By Prerna Kundu

Edited by Madhavi Roy, Senior Editor, The Indian Economist

At the time of his suicide, Hitler’s official place of residence was in Munich, which led to his entire estate, including all rights to Mein Kampf, changing to the ownership of the state of Bavaria. As per German copyright law, the entire text is scheduled to enter the public domain on 1 January 2016, 70 years after the author’s death. The government of Bavaria, in agreement with the federal government of Germany, refuses to allow any copying or printing of the book in Germany.

As we enter 2015, the question that needs to be answered before 1 January 2016 is, Should Germany lift the ban on the printing and copying of Mein Kampf?

Mein Kampf is an autobiographical manifesto written by Adolf Hitler, the leader of the Nazi Party, in which he prersents his political ideology and future aspirations for Germany. Volume 1 of Mein Kampf was published in 1925 and Volume 2 in 1926. The book was edited by Rudolf Hess.

Hitler’s beliefs of racial superiority and his aspirations for the creation of a new world order are resonated in his book which projects scientific rationale behind his ideologies.
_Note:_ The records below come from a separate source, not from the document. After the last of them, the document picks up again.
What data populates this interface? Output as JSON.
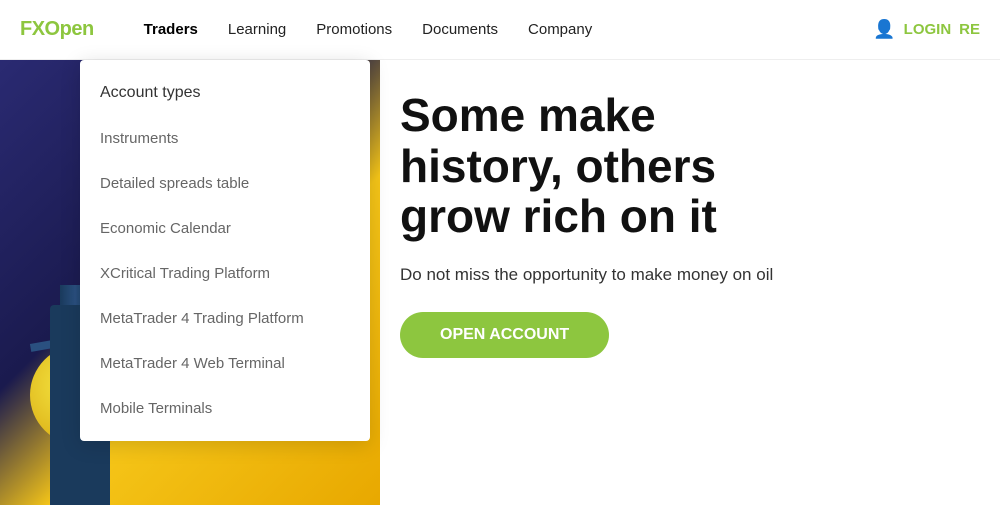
{
  "header": {
    "logo": "FXOpen",
    "nav": {
      "items": [
        {
          "label": "Traders",
          "id": "traders"
        },
        {
          "label": "Learning",
          "id": "learning"
        },
        {
          "label": "Promotions",
          "id": "promotions"
        },
        {
          "label": "Documents",
          "id": "documents"
        },
        {
          "label": "Company",
          "id": "company"
        }
      ]
    },
    "login_label": "LOGIN",
    "register_label": "RE"
  },
  "dropdown": {
    "items": [
      {
        "label": "Account types",
        "id": "account-types"
      },
      {
        "label": "Instruments",
        "id": "instruments"
      },
      {
        "label": "Detailed spreads table",
        "id": "detailed-spreads"
      },
      {
        "label": "Economic Calendar",
        "id": "economic-calendar"
      },
      {
        "label": "XCritical Trading Platform",
        "id": "xcritical"
      },
      {
        "label": "MetaTrader 4 Trading Platform",
        "id": "mt4"
      },
      {
        "label": "MetaTrader 4 Web Terminal",
        "id": "mt4-web"
      },
      {
        "label": "Mobile Terminals",
        "id": "mobile"
      }
    ]
  },
  "hero": {
    "heading": "Some make history, others grow rich on it",
    "subtext": "Do not miss the opportunity to make money on oil",
    "cta_label": "OPEN ACCOUNT"
  }
}
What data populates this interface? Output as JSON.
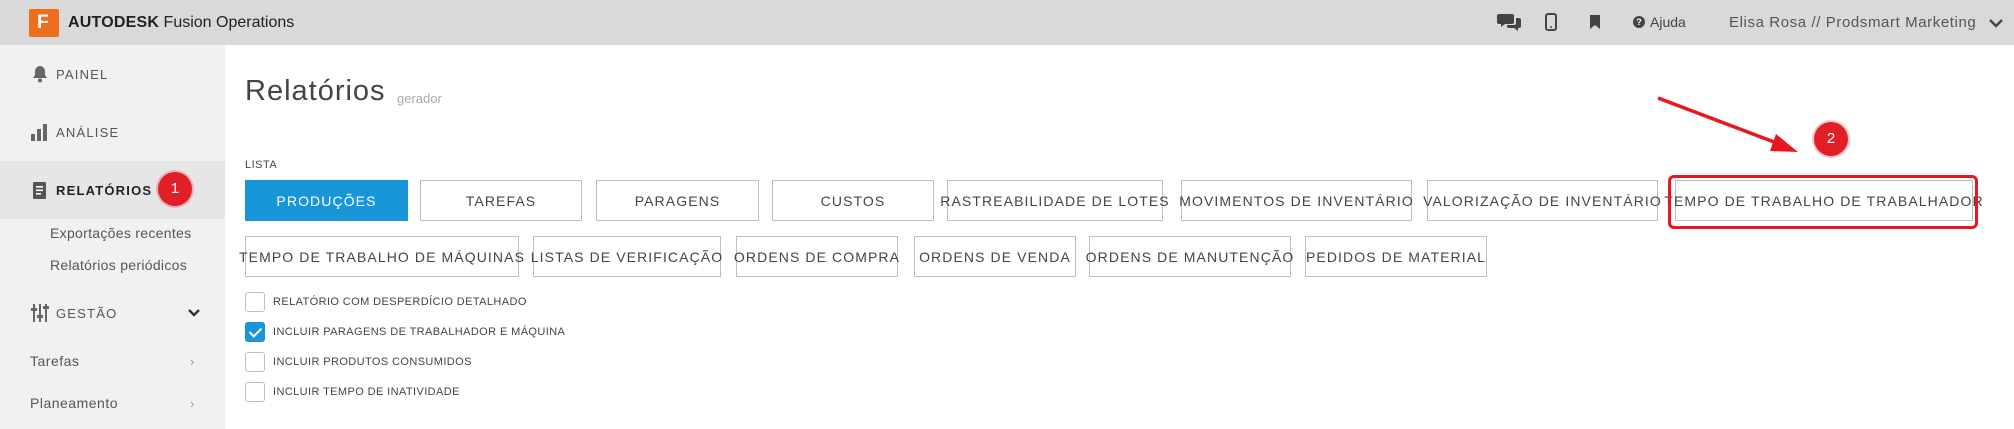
{
  "header": {
    "logo_letter": "F",
    "brand_bold": "AUTODESK",
    "brand_rest": "Fusion Operations",
    "help_label": "Ajuda",
    "user_label": "Elisa Rosa // Prodsmart Marketing"
  },
  "sidebar": {
    "painel": "PAINEL",
    "analise": "ANÁLISE",
    "relatorios": "RELATÓRIOS",
    "sub_items": [
      "Exportações recentes",
      "Relatórios periódicos"
    ],
    "gestao": "GESTÃO",
    "tarefas": "Tarefas",
    "planeamento": "Planeamento"
  },
  "main": {
    "title": "Relatórios",
    "subtitle": "gerador",
    "list_label": "LISTA",
    "tabs_row1": [
      "PRODUÇÕES",
      "TAREFAS",
      "PARAGENS",
      "CUSTOS",
      "RASTREABILIDADE DE LOTES",
      "MOVIMENTOS DE INVENTÁRIO",
      "VALORIZAÇÃO DE INVENTÁRIO",
      "TEMPO DE TRABALHO DE TRABALHADOR"
    ],
    "tabs_row2": [
      "TEMPO DE TRABALHO DE MÁQUINAS",
      "LISTAS DE VERIFICAÇÃO",
      "ORDENS DE COMPRA",
      "ORDENS DE VENDA",
      "ORDENS DE MANUTENÇÃO",
      "PEDIDOS DE MATERIAL"
    ],
    "options": [
      {
        "label": "RELATÓRIO COM DESPERDÍCIO DETALHADO",
        "checked": false
      },
      {
        "label": "INCLUIR PARAGENS DE TRABALHADOR E MÁQUINA",
        "checked": true
      },
      {
        "label": "INCLUIR PRODUTOS CONSUMIDOS",
        "checked": false
      },
      {
        "label": "INCLUIR TEMPO DE INATIVIDADE",
        "checked": false
      }
    ]
  },
  "annotations": {
    "badge_1": "1",
    "badge_2": "2"
  },
  "colors": {
    "accent": "#1896d8",
    "annotation_red": "#e01f26",
    "logo_orange": "#ef6e1d"
  }
}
Hitler garnered support from people and institutions on the basis of these ideologies, which acted as his arms and ammunition as he set about turning an entire nation against the Jews and began the systematic persecution of the Jews. The memories of the Holocaust still haunt the very heart of Germany as a nation, when 6 million Jews were brutally murdered in a nation that had been their home for centuries. Allowing the publication of Mein Kampf would hurt the sentiments and feelings of the Holocaust survivors.

The present German society is very different from the one under Nazi rule when Jews, Gypsies and disabled people were not considered citizens of Germany. As a democracy, the principles of fraternity and harmony thrive in present day Germany which has moved forward, setting aside the horrors of the Nazi rule. However, Mein Kampf, affects people on a deeper ideological and subconscious level. While hard discrimination against any section is illegal in a democracy, Mein Kampf can impact people thereby implanting the ideas of racial superiority in their minds, leading to potential soft discrimination against certain sections of the society.

Another fundamental reason why the ban on the book should not be lifted is the existence of Neo Nazi streams of thought in German discourse. Allowing the printing and copying of Mein Kampf would create a leeway for these Neo Nazi groups to publish their own versions of the book. Neo Nazi groups are a threat to the current state of Germany and allowing them to publish their own editions could create an opportunity for these groups to increase their public support and footing.

It has been nearly 70 years since HItler committed suicide. At the end of the Second World War, Hitler’s actions and Nazi ideology are almost universally regarded as gravely immoral. Hitler’s political programme brought about a world war, leaving behind a devastated and impoverished Eastern and Central Europe. Hitler’s policies inflicted human suffering on an unprecedented scale; according to R.J. Rummel, the Nazi regime was responsible for the democidal killing of an estimated 19.3 million civilians and prisoners of war. Allowing the publication of Hitler’s book, a book that espouses every single ideology that led to the ruin of the world, would indirectly be a glorification of the man.

Lastly, is censorship and banning the book necessarily a legitimate action that the German state can pursue? The primary role of every democratic state is to promote the ideals of democracy. It is the state’s responsibility to ensure social freedom and take stringent action against discriminatory practices. As a book that threatens the core fundamentals of democracy and equality, the State is perfectly legitimate to ban the printing of Mein Kampf.

What happens in 2015 is yet to be seen. But it is evident that the legacy of Hitler will continue to haunt Germany and its people even 70 years after his death.


Prerna Kundu is a first year Economics Honours student at Sri Ram College of Commerce, Delhi University. A part of the debating society, she is fascinated by politics and economics. Her love for reading is nurtured by an inquisitive nature and her favourite genres are historical fiction, classical literature and fantasy. She loves to travel and dreams of trekking around the world once in her life.

Posted by The Indian Economist | For the Curious Mind